calling song preference in the field

Published: 06-07-2020| Version 1 | DOI: 10.17632/d7y33yb6bc.1
Rachel Olzer

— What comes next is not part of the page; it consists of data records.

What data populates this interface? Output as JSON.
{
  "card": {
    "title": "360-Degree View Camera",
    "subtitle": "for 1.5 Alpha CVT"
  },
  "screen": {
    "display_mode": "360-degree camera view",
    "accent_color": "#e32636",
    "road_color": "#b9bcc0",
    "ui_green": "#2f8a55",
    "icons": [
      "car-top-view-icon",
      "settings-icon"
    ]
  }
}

These data were collected using playback speakers in the field on Oahu, Hawai'i. Speakers broadcasting 4 calling song models constructed using Raven software in the laboratory. Abstract: Many mating behaviors are context-dependent and can be strongly influenced by the ecological and social environment. Ecological factors like temperature, humidity, and predation, as well as social factors like the availability of mates and the presence of reproductive competitors can influence the expression of female preferences and male mating tactics, Though laboratory settings are a common and ideal place to study reproductive behavior, they are often wildly different from natural settings, particularly with regard to temperature and humidity variation and predator and parasite presence. Here, we examined the reproductive behaviors of the Pacific field cricket, Teleogryllus oceanicus, in a natural setting, in the wild. Using playback speakers in the field, we measured male and female preferences for certain male calling song characteristics. We also measured parasitoid abundance and compared this with five years of previous parasitoid abundance data. We found no strong evidence that males or females are exercising a preference for certain male calling song characteristics in the wild. We also found that parasitoid abundance was the higher than any of the previously recorded abundances. Our results suggest that wild crickets are plastically responding to their social environment, as the presence of the parasitoid may be driving mate availability down, resulting in a suppression of female preferences, and in turn, male preferences for attractive male calls.